*Supplied records*
»»
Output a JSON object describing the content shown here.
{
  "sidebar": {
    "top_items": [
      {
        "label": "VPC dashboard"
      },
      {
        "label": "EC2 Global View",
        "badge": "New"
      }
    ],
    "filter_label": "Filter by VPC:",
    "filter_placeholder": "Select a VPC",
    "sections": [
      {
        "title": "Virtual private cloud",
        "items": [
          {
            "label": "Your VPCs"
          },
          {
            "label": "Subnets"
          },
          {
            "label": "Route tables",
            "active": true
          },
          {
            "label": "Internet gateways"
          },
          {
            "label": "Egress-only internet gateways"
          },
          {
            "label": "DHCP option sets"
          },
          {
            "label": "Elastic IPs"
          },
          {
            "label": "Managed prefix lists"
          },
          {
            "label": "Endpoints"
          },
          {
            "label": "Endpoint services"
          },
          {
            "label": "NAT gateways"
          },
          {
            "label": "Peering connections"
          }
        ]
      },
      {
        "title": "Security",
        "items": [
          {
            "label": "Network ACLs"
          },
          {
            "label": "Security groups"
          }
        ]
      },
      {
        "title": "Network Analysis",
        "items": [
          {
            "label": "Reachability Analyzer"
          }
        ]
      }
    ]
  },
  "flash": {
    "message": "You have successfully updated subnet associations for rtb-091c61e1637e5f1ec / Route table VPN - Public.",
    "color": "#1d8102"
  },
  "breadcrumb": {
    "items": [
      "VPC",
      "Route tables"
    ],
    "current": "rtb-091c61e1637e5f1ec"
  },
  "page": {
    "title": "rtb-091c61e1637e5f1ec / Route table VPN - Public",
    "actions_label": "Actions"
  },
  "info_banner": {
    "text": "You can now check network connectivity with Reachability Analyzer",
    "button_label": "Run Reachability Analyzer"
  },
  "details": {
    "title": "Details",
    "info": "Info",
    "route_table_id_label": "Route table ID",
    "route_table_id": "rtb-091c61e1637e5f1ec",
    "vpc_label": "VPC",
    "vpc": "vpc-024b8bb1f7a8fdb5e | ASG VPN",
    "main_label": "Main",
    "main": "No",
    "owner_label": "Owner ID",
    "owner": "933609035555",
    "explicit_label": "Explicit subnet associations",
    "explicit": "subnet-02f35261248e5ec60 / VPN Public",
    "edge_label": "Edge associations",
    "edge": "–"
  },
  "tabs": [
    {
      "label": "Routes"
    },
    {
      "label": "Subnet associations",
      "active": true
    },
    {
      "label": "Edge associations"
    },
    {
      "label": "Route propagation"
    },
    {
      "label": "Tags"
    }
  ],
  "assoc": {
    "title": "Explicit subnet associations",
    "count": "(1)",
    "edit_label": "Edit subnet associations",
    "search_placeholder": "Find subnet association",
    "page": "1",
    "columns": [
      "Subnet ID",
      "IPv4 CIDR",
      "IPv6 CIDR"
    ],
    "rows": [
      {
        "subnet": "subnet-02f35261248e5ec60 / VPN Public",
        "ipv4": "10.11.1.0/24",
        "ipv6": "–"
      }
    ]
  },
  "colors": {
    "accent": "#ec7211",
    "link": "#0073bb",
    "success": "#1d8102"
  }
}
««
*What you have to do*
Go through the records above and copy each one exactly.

*The completed task*
Output a JSON object describing the content shown here.
{
  "sidebar": {
    "top_items": [
      {
        "label": "VPC dashboard"
      },
      {
        "label": "EC2 Global View",
        "badge": "New"
      }
    ],
    "filter_label": "Filter by VPC:",
    "filter_placeholder": "Select a VPC",
    "sections": [
      {
        "title": "Virtual private cloud",
        "items": [
          {
            "label": "Your VPCs"
          },
          {
            "label": "Subnets"
          },
          {
            "label": "Route tables",
            "active": true
          },
          {
            "label": "Internet gateways"
          },
          {
            "label": "Egress-only internet gateways"
          },
          {
            "label": "DHCP option sets"
          },
          {
            "label": "Elastic IPs"
          },
          {
            "label": "Managed prefix lists"
          },
          {
            "label": "Endpoints"
          },
          {
            "label": "Endpoint services"
          },
          {
            "label": "NAT gateways"
          },
          {
            "label": "Peering connections"
          }
        ]
      },
      {
        "title": "Security",
        "items": [
          {
            "label": "Network ACLs"
          },
          {
            "label": "Security groups"
          }
        ]
      },
      {
        "title": "Network Analysis",
        "items": [
          {
            "label": "Reachability Analyzer"
          }
        ]
      }
    ]
  },
  "flash": {
    "message": "You have successfully updated subnet associations for rtb-091c61e1637e5f1ec / Route table VPN - Public.",
    "color": "#1d8102"
  },
  "breadcrumb": {
    "items": [
      "VPC",
      "Route tables"
    ],
    "current": "rtb-091c61e1637e5f1ec"
  },
  "page": {
    "title": "rtb-091c61e1637e5f1ec / Route table VPN - Public",
    "actions_label": "Actions"
  },
  "info_banner": {
    "text": "You can now check network connectivity with Reachability Analyzer",
    "button_label": "Run Reachability Analyzer"
  },
  "details": {
    "title": "Details",
    "info": "Info",
    "route_table_id_label": "Route table ID",
    "route_table_id": "rtb-091c61e1637e5f1ec",
    "vpc_label": "VPC",
    "vpc": "vpc-024b8bb1f7a8fdb5e | ASG VPN",
    "main_label": "Main",
    "main": "No",
    "owner_label": "Owner ID",
    "owner": "933609035555",
    "explicit_label": "Explicit subnet associations",
    "explicit": "subnet-02f35261248e5ec60 / VPN Public",
    "edge_label": "Edge associations",
    "edge": "–"
  },
  "tabs": [
    {
      "label": "Routes"
    },
    {
      "label": "Subnet associations",
      "active": true
    },
    {
      "label": "Edge associations"
    },
    {
      "label": "Route propagation"
    },
    {
      "label": "Tags"
    }
  ],
  "assoc": {
    "title": "Explicit subnet associations",
    "count": "(1)",
    "edit_label": "Edit subnet associations",
    "search_placeholder": "Find subnet association",
    "page": "1",
    "columns": [
      "Subnet ID",
      "IPv4 CIDR",
      "IPv6 CIDR"
    ],
    "rows": [
      {
        "subnet": "subnet-02f35261248e5ec60 / VPN Public",
        "ipv4": "10.11.1.0/24",
        "ipv6": "–"
      }
    ]
  },
  "colors": {
    "accent": "#ec7211",
    "link": "#0073bb",
    "success": "#1d8102"
  }
}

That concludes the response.